I’ve had the pleasure of working for some very strong-willed women.
Any commonalities there?
Businesses are successful when the business side and the creative side have good checks and balances. When one side of the business has too much power, it can be really challenging. And those two companies tipped more toward creative than the business side of it. When the creative could always trump business decisions, it made it very difficult to do my job.
So what happened at Best & Company?
Susie flat out fired me by messenger in front of my entire team when I was C.E.O. in the fall of 2006. The messenger came and said, “Are you Gregg Renfrew?” And I opened up this package, and it said: “You’re fired. You’re out of this building right now.” I was in the middle of a meeting in front of the entire team.
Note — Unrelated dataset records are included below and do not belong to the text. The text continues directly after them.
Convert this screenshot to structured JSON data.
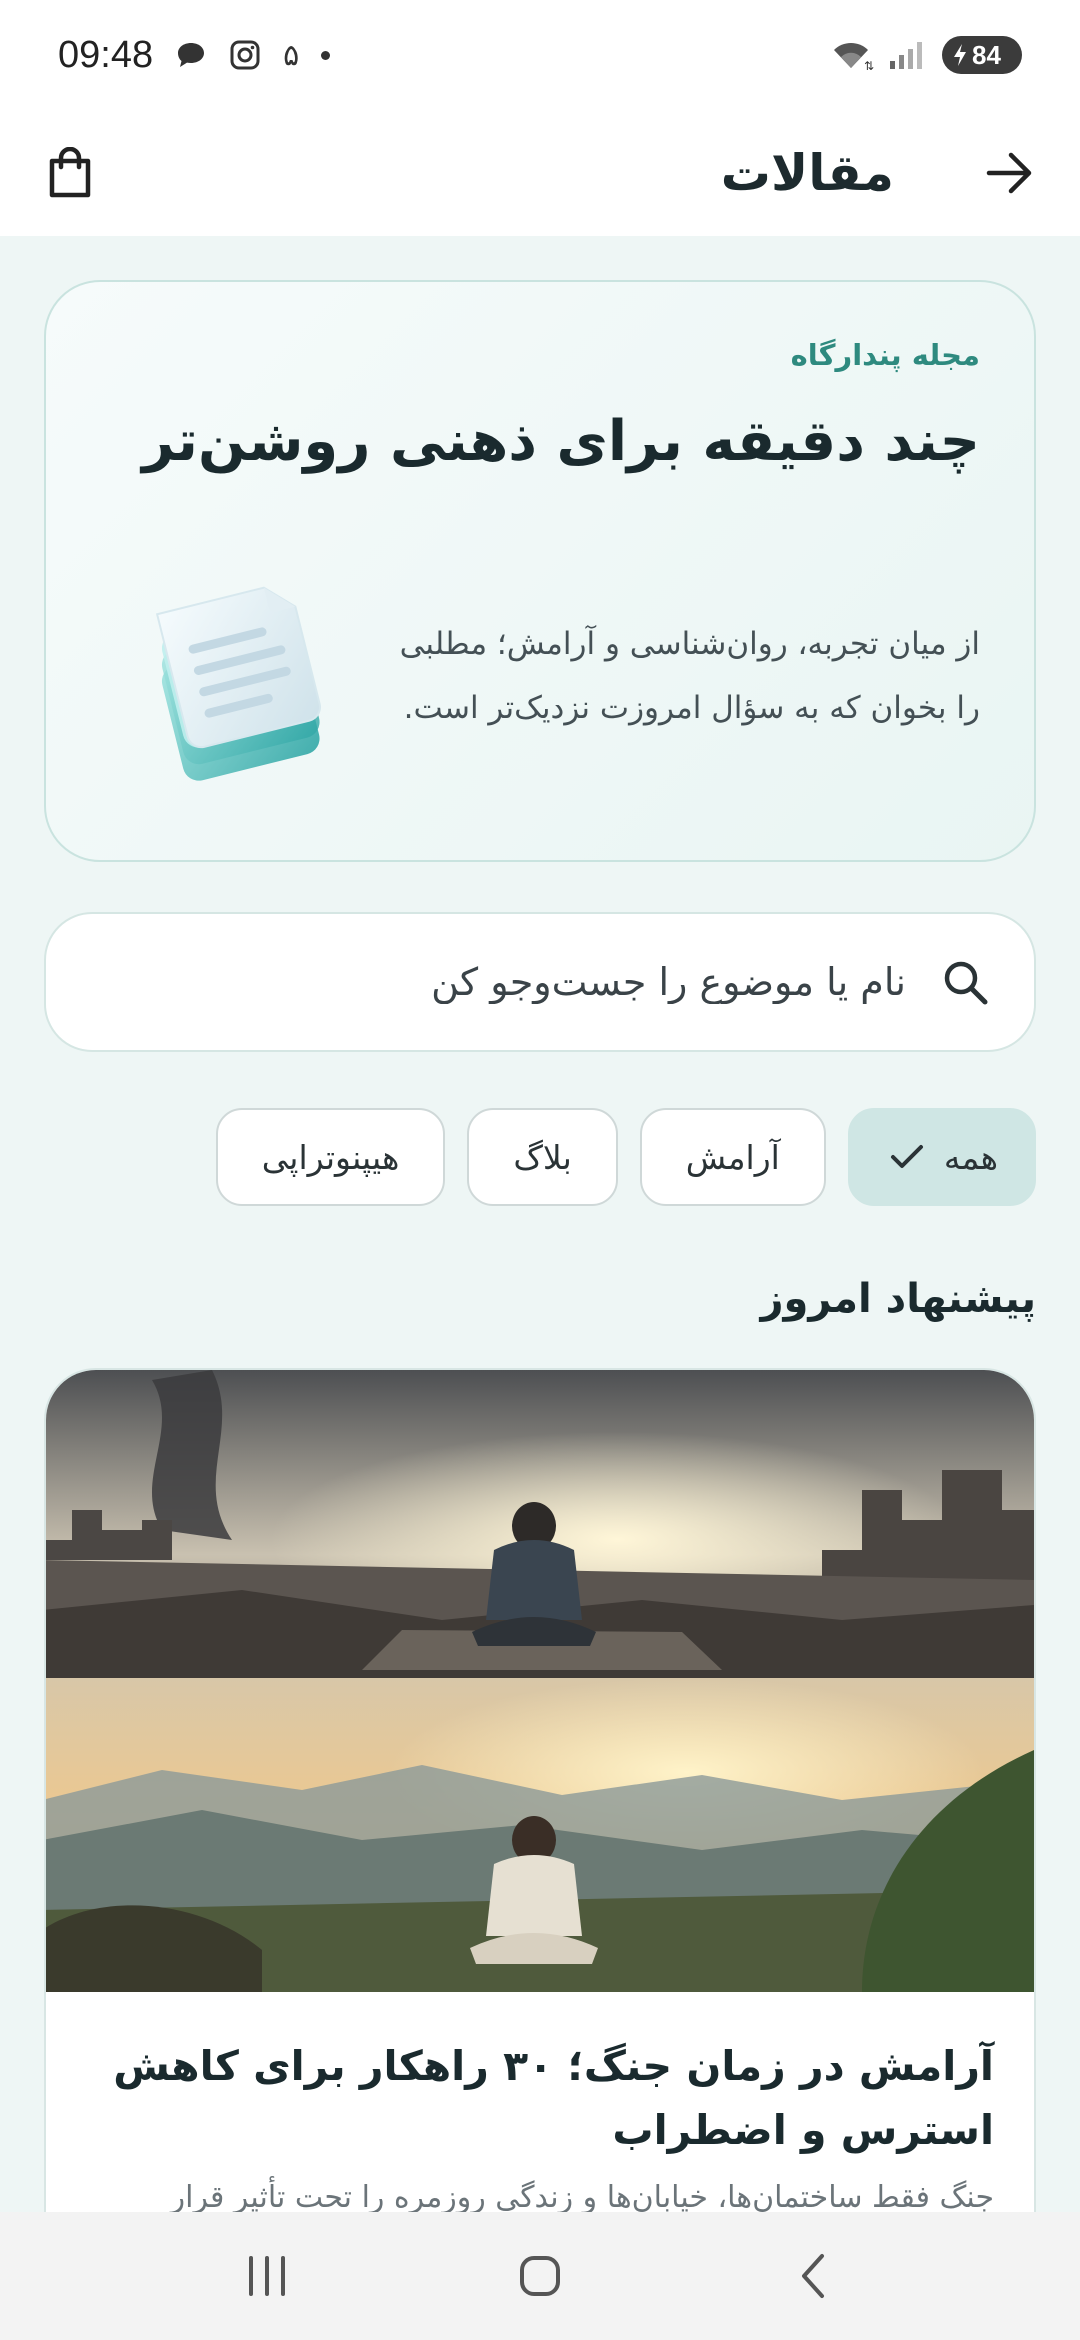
{
  "status_bar": {
    "time": "09:48",
    "notification_count": "۵",
    "battery": "84",
    "icons": [
      "chat-bubble-icon",
      "instagram-icon",
      "wifi-icon",
      "signal-icon",
      "battery-charging-icon"
    ]
  },
  "app_bar": {
    "title": "مقالات",
    "back_icon": "arrow-right-icon",
    "bag_icon": "shopping-bag-icon"
  },
  "hero": {
    "eyebrow": "مجله پندارگاه",
    "title": "چند دقیقه برای ذهنی روشن‌تر",
    "body": "از میان تجربه، روان‌شناسی و آرامش؛ مطلبی را بخوان که به سؤال امروزت نزدیک‌تر است."
  },
  "search": {
    "placeholder": "نام یا موضوع را جست‌وجو کن"
  },
  "filters": {
    "selected": "همه",
    "chips": [
      {
        "label": "همه",
        "active": true
      },
      {
        "label": "آرامش",
        "active": false
      },
      {
        "label": "بلاگ",
        "active": false
      },
      {
        "label": "هیپنوتراپی",
        "active": false
      }
    ]
  },
  "recommend": {
    "section_title": "پیشنهاد امروز",
    "article": {
      "title": "آرامش در زمان جنگ؛ ۳۰ راهکار برای کاهش استرس و اضطراب",
      "excerpt": "جنگ فقط ساختمان‌ها، خیابان‌ها و زندگی روزمره را تحت تأثیر قرار"
    }
  },
  "colors": {
    "accent": "#2e8a7f",
    "chip_active": "#cfe6e4",
    "background": "#eef6f5"
  }
}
So that was a humbling experience.
What did you learn from Martha and Susie?
One of the challenges that we face as women leading an organization is there’s this desire to be liked, and this desire not to be considered a tough bitch. Women who are powerful are often considered to be tough, as opposed to strong. I try to be strong and confident, as opposed to tough and abrasive.
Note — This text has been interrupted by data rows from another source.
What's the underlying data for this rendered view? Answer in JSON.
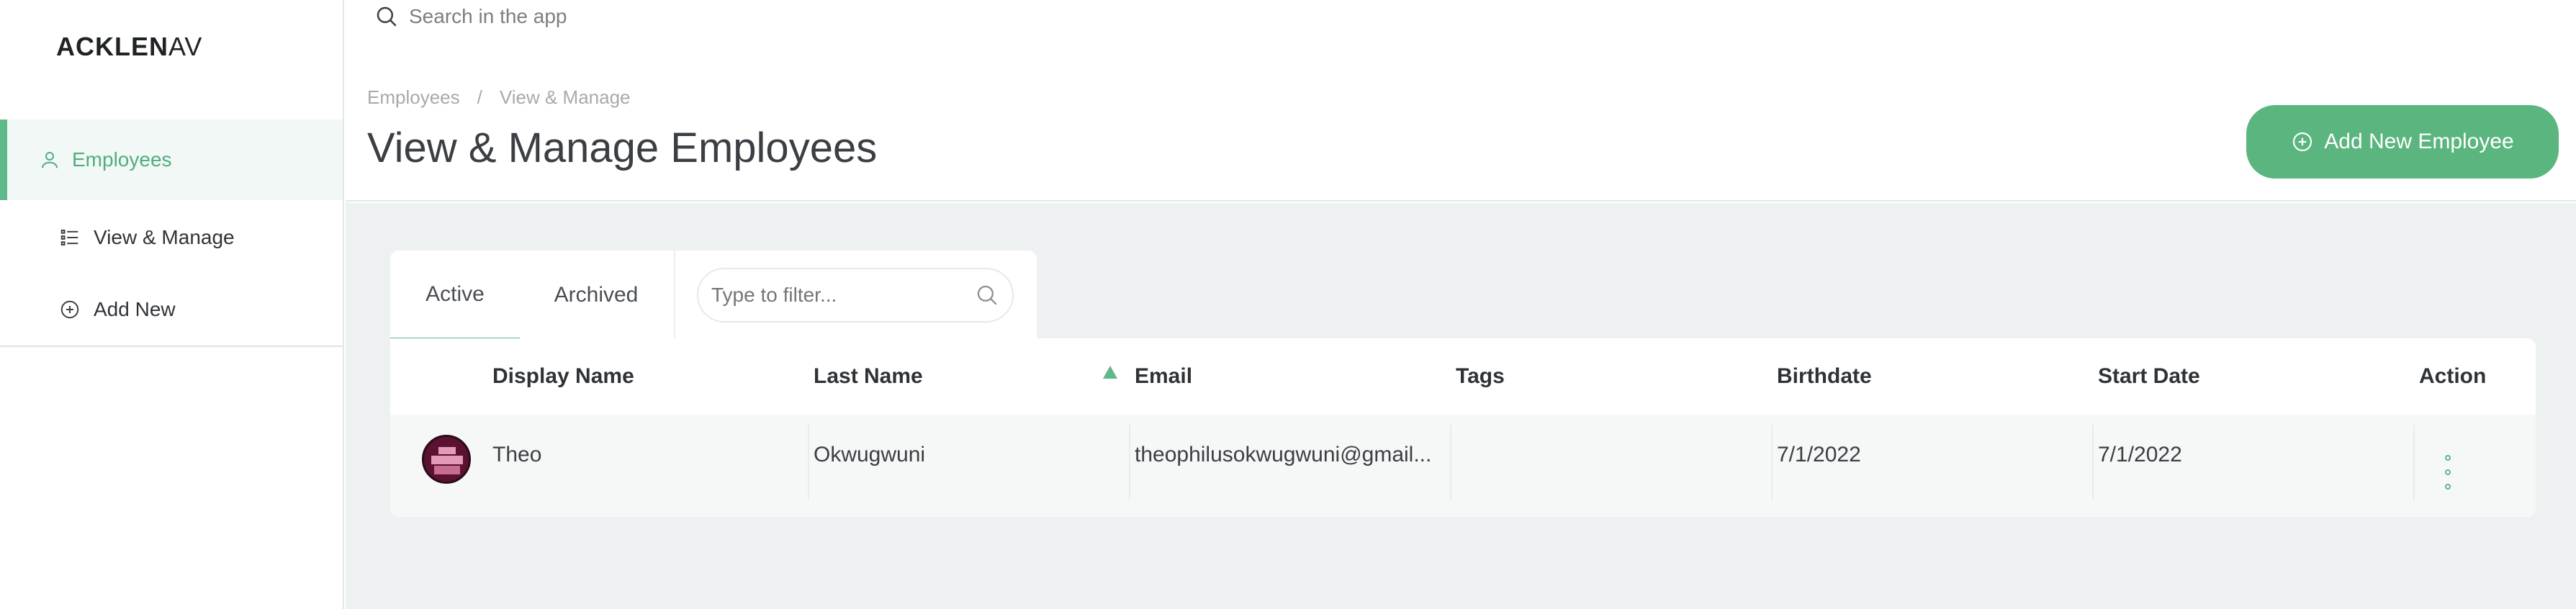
{
  "app": {
    "logo_text": "ACKLEN",
    "logo_suffix": "AV"
  },
  "sidebar": {
    "items": [
      {
        "label": "Employees",
        "icon": "user-icon",
        "active": true
      },
      {
        "label": "View & Manage",
        "icon": "list-icon"
      },
      {
        "label": "Add New",
        "icon": "plus-circle-icon"
      }
    ]
  },
  "search": {
    "placeholder": "Search in the app"
  },
  "breadcrumb": [
    "Employees",
    "/",
    "View & Manage"
  ],
  "page": {
    "title": "View & Manage Employees"
  },
  "actions": {
    "add_label": "Add New Employee"
  },
  "tabs": [
    {
      "label": "Active",
      "active": true
    },
    {
      "label": "Archived"
    }
  ],
  "filter": {
    "placeholder": "Type to filter..."
  },
  "table": {
    "columns": [
      "Display Name",
      "Last Name",
      "Email",
      "Tags",
      "Birthdate",
      "Start Date",
      "Action"
    ],
    "sorted_column": "Email",
    "rows": [
      {
        "display_name": "Theo",
        "last_name": "Okwugwuni",
        "email": "theophilusokwugwuni@gmail...",
        "tags": "",
        "birthdate": "7/1/2022",
        "start_date": "7/1/2022"
      }
    ]
  },
  "colors": {
    "accent": "#5bb57f",
    "background": "#eef1f1",
    "active_nav_bg": "#f1f8f6"
  }
}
How did Beautycounter get going?
I watched “An Inconvenient Truth” and had become impassioned with the environmental health movement. I was washing my children with a natural foaming oatmeal body wash by a name brand, but when I went on the Environmental Working Group’s database, it rated it an eight out of nine for toxicity. I thought I was using natural oatmeal body wash, and in fact I was putting toxins on my babies. I was just outraged. And I became truly obsessed with this.
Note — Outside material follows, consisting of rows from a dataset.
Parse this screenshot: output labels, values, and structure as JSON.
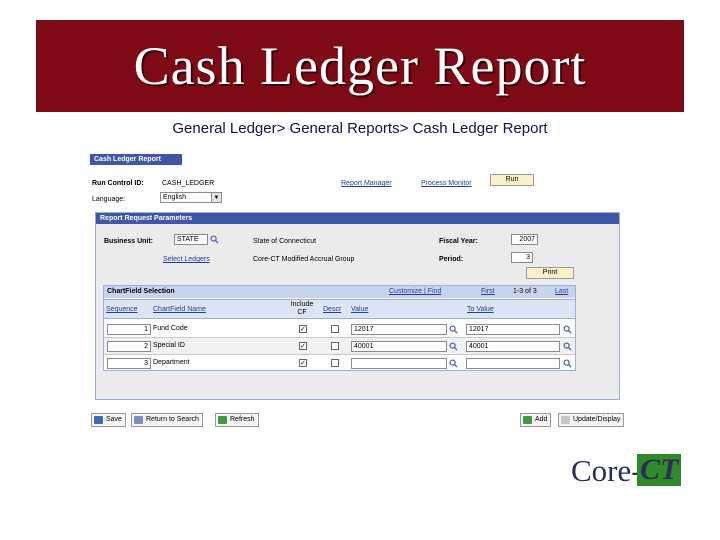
{
  "banner": {
    "title": "Cash Ledger Report"
  },
  "breadcrumb": "General Ledger> General Reports> Cash Ledger Report",
  "page_tab": "Cash Ledger Report",
  "header": {
    "run_control_label": "Run Control ID:",
    "run_control_value": "CASH_LEDGER",
    "report_manager": "Report Manager",
    "process_monitor": "Process Monitor",
    "run_button": "Run",
    "language_label": "Language:",
    "language_value": "English"
  },
  "params": {
    "title": "Report Request Parameters",
    "business_unit_label": "Business Unit:",
    "business_unit_value": "STATE",
    "business_unit_desc": "State of Connecticut",
    "fiscal_year_label": "Fiscal Year:",
    "fiscal_year_value": "2007",
    "select_ledgers": "Select Ledgers",
    "ledger_group_desc": "Core-CT Modified Accrual Group",
    "period_label": "Period:",
    "period_value": "3",
    "print_button": "Print"
  },
  "grid": {
    "title": "ChartField Selection",
    "customize": "Customize | Find",
    "nav_first": "First",
    "nav_range": "1-3 of 3",
    "nav_last": "Last",
    "columns": {
      "sequence": "Sequence",
      "chartfield": "ChartField Name",
      "include": "Include CF",
      "descr": "Descr",
      "value": "Value",
      "to_value": "To Value"
    },
    "rows": [
      {
        "seq": "1",
        "name": "Fund Code",
        "include": true,
        "descr": false,
        "value": "12017",
        "to_value": "12017"
      },
      {
        "seq": "2",
        "name": "Special ID",
        "include": true,
        "descr": false,
        "value": "40001",
        "to_value": "40001"
      },
      {
        "seq": "3",
        "name": "Department",
        "include": true,
        "descr": false,
        "value": "",
        "to_value": ""
      }
    ]
  },
  "toolbar": {
    "save": "Save",
    "return_to_search": "Return to Search",
    "refresh": "Refresh",
    "add": "Add",
    "update_display": "Update/Display"
  },
  "logo": {
    "text_core": "Core-",
    "text_ct": "CT"
  },
  "colors": {
    "banner": "#7d0a14",
    "tab": "#3f57a6",
    "link": "#1f3ea0",
    "logo_green": "#2f8a2a"
  }
}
At the same time, I was looking at where direct to consumer was going, and where I saw the biggest white space was in beauty. No one had pioneered meaningful change in that industry. It took me a couple of years to concept the idea, the selling model, create the products from scratch. I went in thinking that we could just use white-label products and change a few ingredients. That was certainly not the case.
You’re very focused on bringing more regulation to your own industry. That’s unusual.
Most people still believe that the Food and Drug Administration is protecting them in terms of personal care products. And most people believe that the products on the market are safe. But the F.D.A. is not necessarily screening ingredients for safety, which is very different from the food industry. The F.D.A. can be protective of the consumer in certain industries, but in our industry, we are woefully underregulated, and they don’t have the power to recall products. And this is one area where you have bipartisan support. Everyone agrees that we need to update the laws. It’s been 80 years now.